The Skeleton Twins is a fitting title. The twins in the movie, played adorably by Kristen Wiig and Bill Hader (they look as convincing as twins as Tom Hulce does as Mozart, but never mind), can never do anything right, and in fact they step wrong so many times they must have one leg shorter than the other, so much so they’d be more remedial to society as corpses. Skeletons, to be more precise. It’s a bit of a crude joke.
See, their father committed suicide when they were both 14. He jumped off a bridge. Why? Who knows? Who cares? Maggie seems to think their soothsayer of a mother drove him mad. Maybe she did. She hasn’t changed much otherwise. Neither of my parents committed suicide; I don’t know what kind of effects such a tragedy can have on children. Can suicide be hereditary? The Skeleton Twins seems to think so — as we meet Maggie and Milo, they’re both about to take their own lives. The apples don’t fall far from the tree indeed.

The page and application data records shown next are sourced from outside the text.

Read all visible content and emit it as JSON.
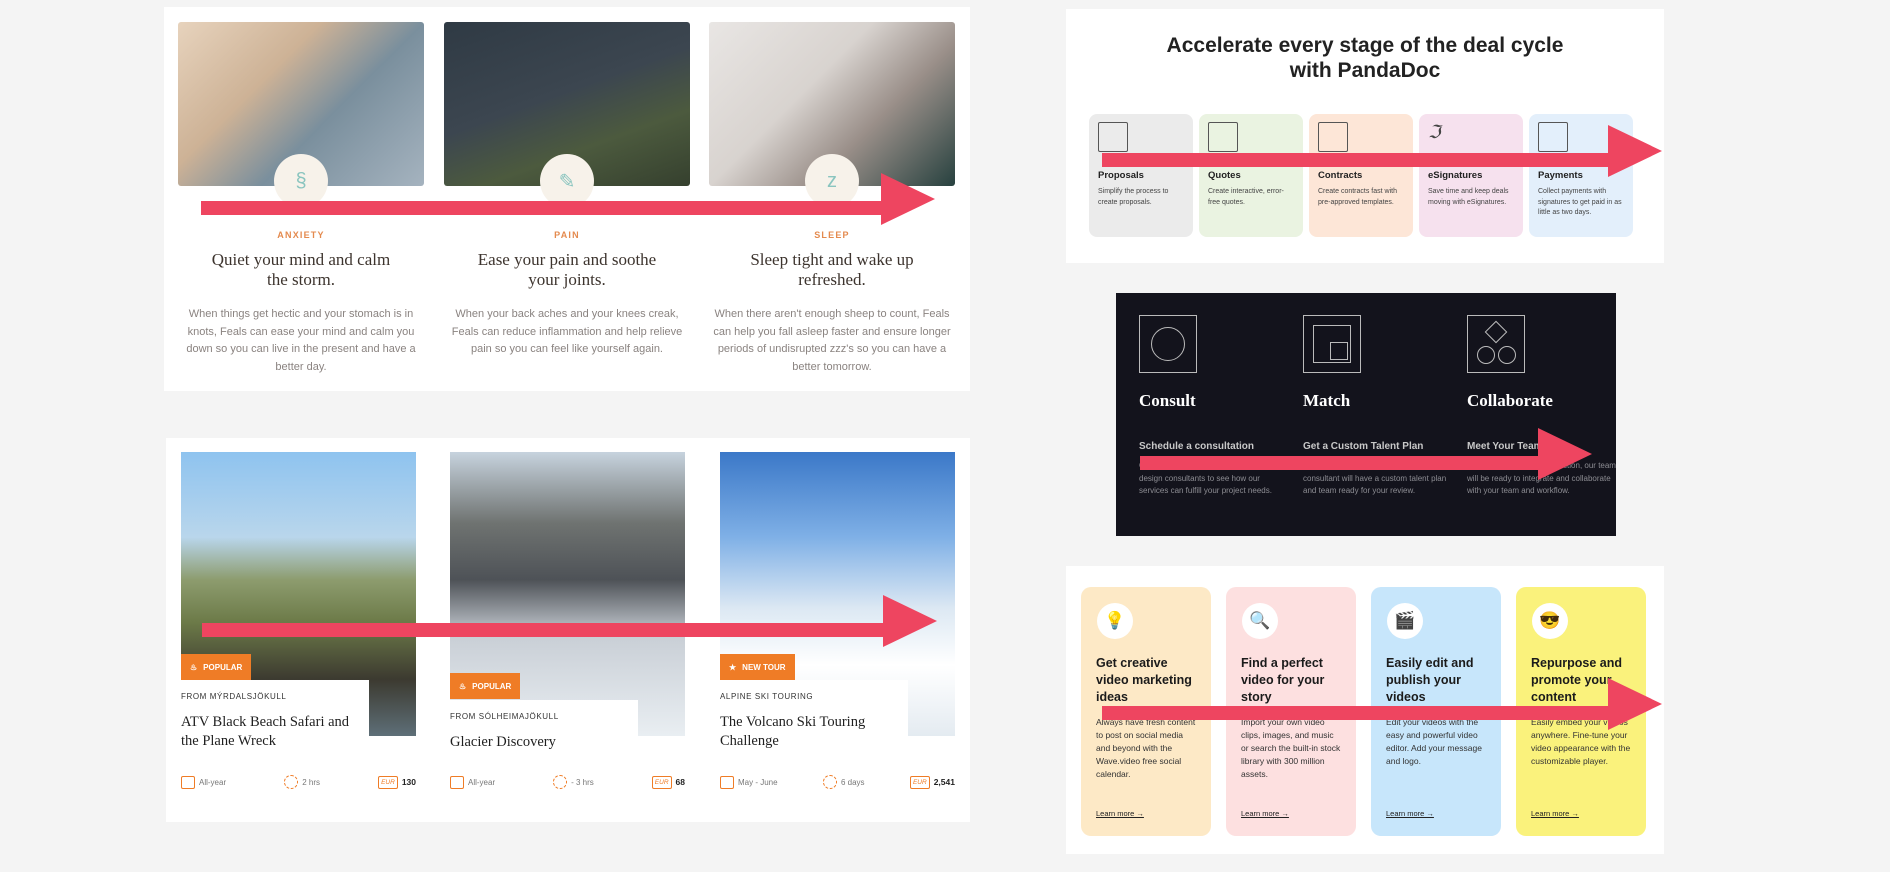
{
  "feals": {
    "items": [
      {
        "category": "ANXIETY",
        "title": "Quiet your mind and calm the storm.",
        "text": "When things get hectic and your stomach is in knots, Feals can ease your mind and calm you down so you can live in the present and have a better day.",
        "icon": "leaf-swirl-icon"
      },
      {
        "category": "PAIN",
        "title": "Ease your pain and soothe your joints.",
        "text": "When your back aches and your knees creak, Feals can reduce inflammation and help relieve pain so you can feel like yourself again.",
        "icon": "bandage-icon"
      },
      {
        "category": "SLEEP",
        "title": "Sleep tight and wake up refreshed.",
        "text": "When there aren't enough sheep to count, Feals can help you fall asleep faster and ensure longer periods of undisrupted zzz's so you can have a better tomorrow.",
        "icon": "zzz-icon"
      }
    ]
  },
  "tours": {
    "items": [
      {
        "tag": "POPULAR",
        "from": "FROM MÝRDALSJÖKULL",
        "title": "ATV Black Beach Safari and the Plane Wreck",
        "season": "All-year",
        "duration": "2 hrs",
        "currency": "EUR",
        "price": "130"
      },
      {
        "tag": "POPULAR",
        "from": "FROM SÓLHEIMAJÖKULL",
        "title": "Glacier Discovery",
        "season": "All-year",
        "duration": "- 3 hrs",
        "currency": "EUR",
        "price": "68"
      },
      {
        "tag": "NEW TOUR",
        "from": "ALPINE SKI TOURING",
        "title": "The Volcano Ski Touring Challenge",
        "season": "May - June",
        "duration": "6 days",
        "currency": "EUR",
        "price": "2,541"
      }
    ]
  },
  "pandadoc": {
    "heading": "Accelerate every stage of the deal cycle with PandaDoc",
    "cards": [
      {
        "title": "Proposals",
        "text": "Simplify the process to create proposals.",
        "color": "#ebebeb"
      },
      {
        "title": "Quotes",
        "text": "Create interactive, error-free quotes.",
        "color": "#eaf3e1"
      },
      {
        "title": "Contracts",
        "text": "Create contracts fast with pre-approved templates.",
        "color": "#fde6d7"
      },
      {
        "title": "eSignatures",
        "text": "Save time and keep deals moving with eSignatures.",
        "color": "#f6e1ee"
      },
      {
        "title": "Payments",
        "text": "Collect payments with signatures to get paid in as little as two days.",
        "color": "#e3effb"
      }
    ]
  },
  "consult": {
    "steps": [
      {
        "title": "Consult",
        "subtitle": "Schedule a consultation",
        "text": "Chat with one of our executive financial design consultants to see how our services can fulfill your project needs."
      },
      {
        "title": "Match",
        "subtitle": "Get a Custom Talent Plan",
        "text": "Within one business day, your design consultant will have a custom talent plan and team ready for your review."
      },
      {
        "title": "Collaborate",
        "subtitle": "Meet Your Team",
        "text": "Once you approve our selection, our team will be ready to integrate and collaborate with your team and workflow."
      }
    ]
  },
  "wave": {
    "cards": [
      {
        "title": "Get creative video marketing ideas",
        "text": "Always have fresh content to post on social media and beyond with the Wave.video free social calendar.",
        "link": "Learn more →",
        "emoji": "💡",
        "color": "#fde9c6"
      },
      {
        "title": "Find a perfect video for your story",
        "text": "Import your own video clips, images, and music or search the built-in stock library with 300 million assets.",
        "link": "Learn more →",
        "emoji": "🔍",
        "color": "#fde0e0"
      },
      {
        "title": "Easily edit and publish your videos",
        "text": "Edit your videos with the easy and powerful video editor. Add your message and logo.",
        "link": "Learn more →",
        "emoji": "🎬",
        "color": "#c7e6fb"
      },
      {
        "title": "Repurpose and promote your content",
        "text": "Easily embed your videos anywhere. Fine-tune your video appearance with the customizable player.",
        "link": "Learn more →",
        "emoji": "😎",
        "color": "#faf27c"
      }
    ]
  }
}
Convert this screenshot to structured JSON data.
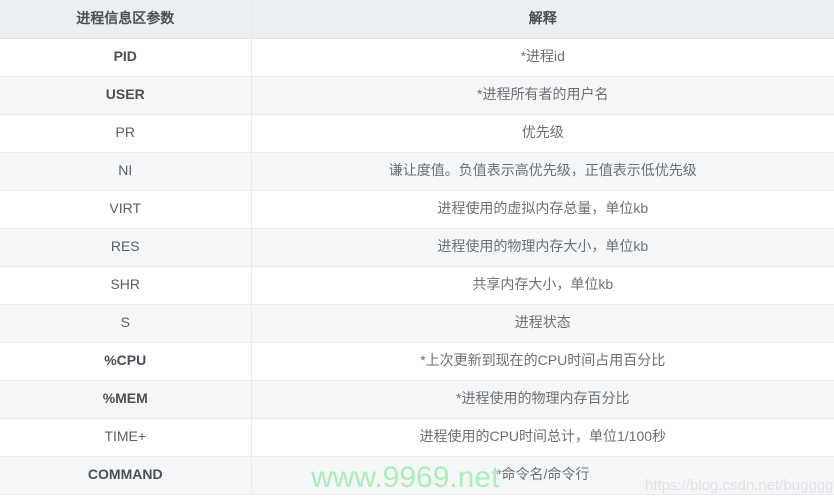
{
  "table": {
    "columns": [
      {
        "key": "param",
        "header": "进程信息区参数"
      },
      {
        "key": "desc",
        "header": "解释"
      }
    ],
    "rows": [
      {
        "param": "PID",
        "desc": "*进程id",
        "param_bold": true
      },
      {
        "param": "USER",
        "desc": "*进程所有者的用户名",
        "param_bold": true
      },
      {
        "param": "PR",
        "desc": "优先级",
        "param_bold": false
      },
      {
        "param": "NI",
        "desc": "谦让度值。负值表示高优先级，正值表示低优先级",
        "param_bold": false
      },
      {
        "param": "VIRT",
        "desc": "进程使用的虚拟内存总量，单位kb",
        "param_bold": false
      },
      {
        "param": "RES",
        "desc": "进程使用的物理内存大小，单位kb",
        "param_bold": false
      },
      {
        "param": "SHR",
        "desc": "共享内存大小，单位kb",
        "param_bold": false
      },
      {
        "param": "S",
        "desc": "进程状态",
        "param_bold": false
      },
      {
        "param": "%CPU",
        "desc": "*上次更新到现在的CPU时间占用百分比",
        "param_bold": true
      },
      {
        "param": "%MEM",
        "desc": "*进程使用的物理内存百分比",
        "param_bold": true
      },
      {
        "param": "TIME+",
        "desc": "进程使用的CPU时间总计，单位1/100秒",
        "param_bold": false
      },
      {
        "param": "COMMAND",
        "desc": "*命令名/命令行",
        "param_bold": true
      }
    ]
  },
  "watermarks": {
    "site": "www.9969.net",
    "blog": "https://blog.csdn.net/buggggggggg"
  },
  "colors": {
    "header_bg": "#eceff1",
    "row_odd_bg": "#ffffff",
    "row_even_bg": "#f5f6f7",
    "border": "#e8eaec",
    "text": "#5a5e66",
    "watermark_green": "#a9efb7",
    "watermark_gray": "#dfe1e6"
  }
}
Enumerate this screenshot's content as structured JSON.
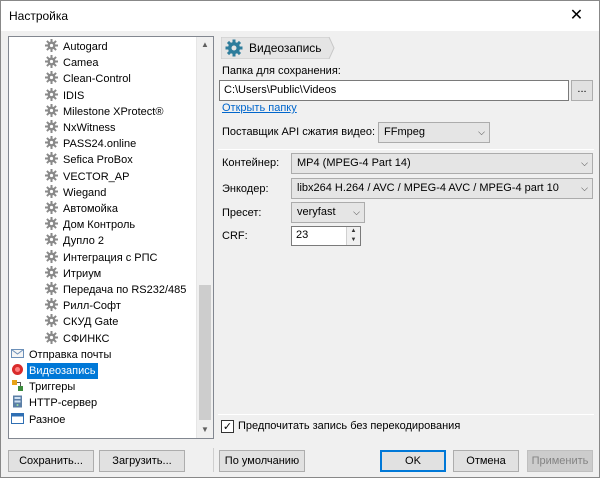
{
  "window": {
    "title": "Настройка",
    "close_glyph": "✕"
  },
  "tree": {
    "items": [
      {
        "label": "Autogard",
        "icon": "gear-icon"
      },
      {
        "label": "Camea",
        "icon": "gear-icon"
      },
      {
        "label": "Clean-Control",
        "icon": "gear-icon"
      },
      {
        "label": "IDIS",
        "icon": "gear-icon"
      },
      {
        "label": "Milestone XProtect®",
        "icon": "gear-icon"
      },
      {
        "label": "NxWitness",
        "icon": "gear-icon"
      },
      {
        "label": "PASS24.online",
        "icon": "gear-icon"
      },
      {
        "label": "Sefica ProBox",
        "icon": "gear-icon"
      },
      {
        "label": "VECTOR_AP",
        "icon": "gear-icon"
      },
      {
        "label": "Wiegand",
        "icon": "gear-icon"
      },
      {
        "label": "Автомойка",
        "icon": "gear-icon"
      },
      {
        "label": "Дом Контроль",
        "icon": "gear-icon"
      },
      {
        "label": "Дупло 2",
        "icon": "gear-icon"
      },
      {
        "label": "Интеграция с РПС",
        "icon": "gear-icon"
      },
      {
        "label": "Итриум",
        "icon": "gear-icon"
      },
      {
        "label": "Передача по RS232/485",
        "icon": "gear-icon"
      },
      {
        "label": "Рилл-Софт",
        "icon": "gear-icon"
      },
      {
        "label": "СКУД Gate",
        "icon": "gear-icon"
      },
      {
        "label": "СФИНКС",
        "icon": "gear-icon"
      },
      {
        "label": "Отправка почты",
        "icon": "mail-icon"
      },
      {
        "label": "Видеозапись",
        "icon": "video-record-icon",
        "selected": true
      },
      {
        "label": "Триггеры",
        "icon": "trigger-icon"
      },
      {
        "label": "HTTP-сервер",
        "icon": "server-icon"
      },
      {
        "label": "Разное",
        "icon": "window-icon"
      }
    ],
    "scroll_up": "▲",
    "scroll_down": "▼"
  },
  "section": {
    "title": "Видеозапись",
    "icon": "gear-icon"
  },
  "form": {
    "save_folder_label": "Папка для сохранения:",
    "save_folder_value": "C:\\Users\\Public\\Videos",
    "browse_label": "...",
    "open_folder_link": "Открыть папку",
    "api_provider_label": "Поставщик API сжатия видео:",
    "api_provider_value": "FFmpeg",
    "container_label": "Контейнер:",
    "container_value": "MP4 (MPEG-4 Part 14)",
    "encoder_label": "Энкодер:",
    "encoder_value": "libx264 H.264 / AVC / MPEG-4 AVC / MPEG-4 part 10",
    "preset_label": "Пресет:",
    "preset_value": "veryfast",
    "crf_label": "CRF:",
    "crf_value": "23",
    "prefer_no_recode_label": "Предпочитать запись без перекодирования",
    "prefer_no_recode_checked": true,
    "check_glyph": "✓",
    "dropdown_glyph": "⌵"
  },
  "buttons": {
    "save": "Сохранить...",
    "load": "Загрузить...",
    "defaults": "По умолчанию",
    "ok": "OK",
    "cancel": "Отмена",
    "apply": "Применить"
  }
}
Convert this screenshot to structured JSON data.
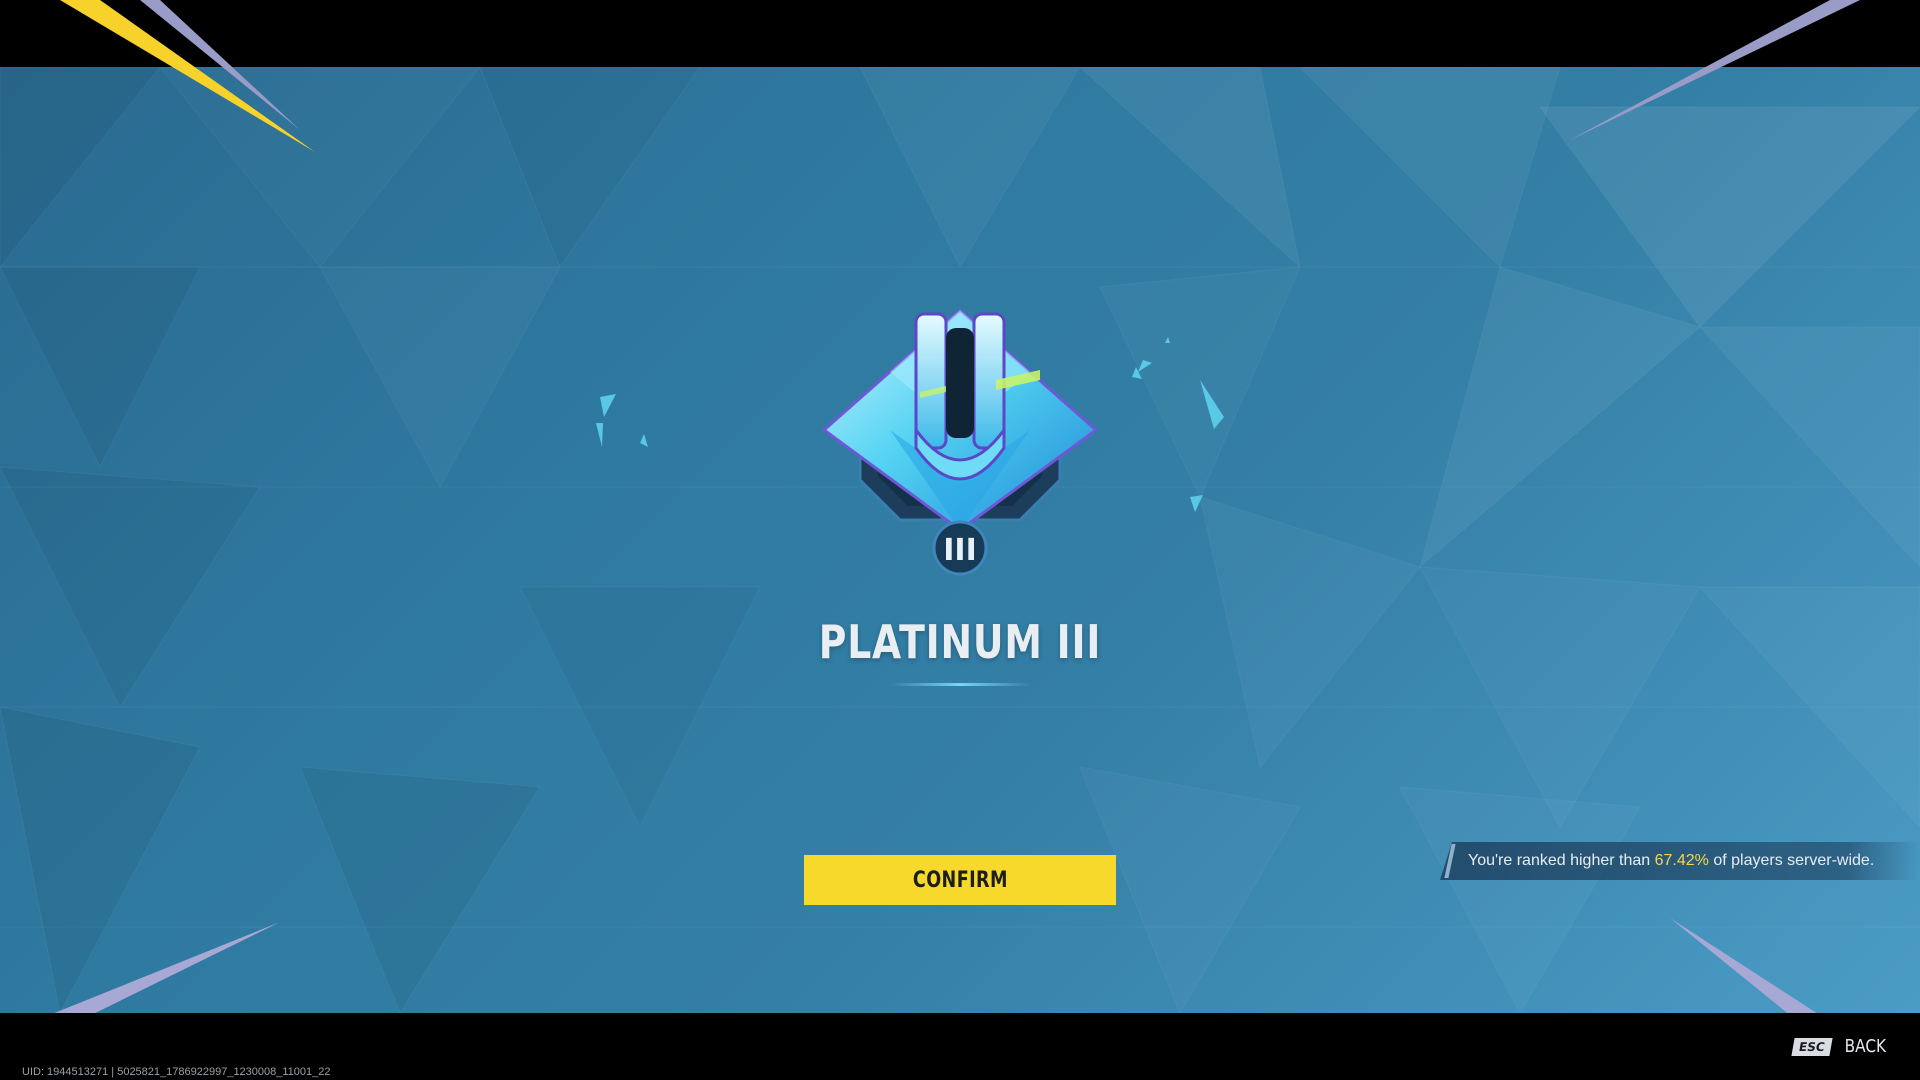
{
  "rank": {
    "tier_numeral": "III",
    "title": "PLATINUM III"
  },
  "actions": {
    "confirm_label": "CONFIRM",
    "back_key": "ESC",
    "back_label": "BACK"
  },
  "ranking_note": {
    "prefix": "You're ranked higher than ",
    "percent": "67.42%",
    "suffix": " of players server-wide."
  },
  "footer": {
    "uid": "UID: 1944513271 | 5025821_1786922997_1230008_11001_22"
  },
  "colors": {
    "accent_yellow": "#f7d92b",
    "percent_yellow": "#f6d648",
    "background_blue": "#2f7aa1",
    "emblem_cyan": "#4fd6f2"
  },
  "icons": {
    "emblem": "platinum-rank-emblem-icon"
  }
}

Milo (Hader) is single, and gay. He lives alone, presumably having just broken up with a partner, in an apartment where its most valuable decoration is a small aquarium with overgrown goldfish. He’s moved out to L.A. to become an actor, but “it’s tough to be an actor without an agent”. No love, no career, only goldfish, he bleeds out in the tub.
Maggie (Wiig) is married, happily it would seem, to Lance, played by Luke Wilson as an overly jolly fellow who looks to be two eggs short of a full dozen. You could call him a retarded moron and he’d probably break out a new six pack to celebrate. They’re trying for a baby. Or are they? Why does Maggie hide contraceptive pills under bars of soap in the bathroom? And what is this fatal attraction she has for her scuba diving instructor, who resembles Aaron Paul dipped in a vat of Australian Accent?
Milo’s attempt draws Maggie to him; they haven’t spoken to each other in 10 years — odd, considering their affable relationship. She invites him to stay with her, which is a neat gesture. Lance, you can be sure, would be absolutely ecstatic if the twins had a family reunion in his house. Come on, no one is that nice, are they?
Then The Skeleton Twins becomes an exercise in demonstrating just how floofed* up these two people really are, punctuated by scenes of impassioned intimacy. There are subplots of Milo and his affair with his high school teacher (Ty Burrell), who could have been arrested for pedophilia had it not been for Maggie’s intervention, and of Maggie with her magnetic scuba hunk (Boyd Holbrook). Milo misses work, threatens to mess up a family, and a marriage. Maggie can’t stop diving into men’s pants. They make a good duo, but are cursed to remain apart. They are like those bombs that require a fuse to work; with them, the fuse is always lit.
I enjoyed The Skeleton Twins, but would have enjoyed it more if Maggie and Milo didn’t try so hard to screw things up, and tried even less to act so cute. Yes, the scenes where they make fart jokes and sing “Nothing’s Gonna Stop Us Now” are quite infectious, but they have an ingratiating underlining. Their better moments come when they get down and serious and share breaking secrets; they don’t seem to know why they are such floofups either, which makes them endlessly sympathetic.
Maggie and Milo hold the story, and they hold it well. Had the movie just been about them, it would have been somewhat great. But there are too many distractions, too many supporting players, all of whom are, ah-hem, skeletal in their dimensioning. I’ve talked about Lance. Rich, the pedophile, is not very interesting as a conflicted human being. The twins’ mother, played thanklessly by Joanna Gleason, slumps into a stereotype. And Maggie has a run-in with an old college friend, in a scene so obviously written by an American it casts a deep shadow over a story that was no doubt built to be global.
*Floofed: My mind’s quick substitute for the word my reviews cannot contain.
Best Moment | Any one of the twins’ heart-to-heart talks. Yes, I also enjoyed “Nothing’s Gonna Stop Us Now”.
Worst Moment | The run-in with the old college friend. What an insipid scene.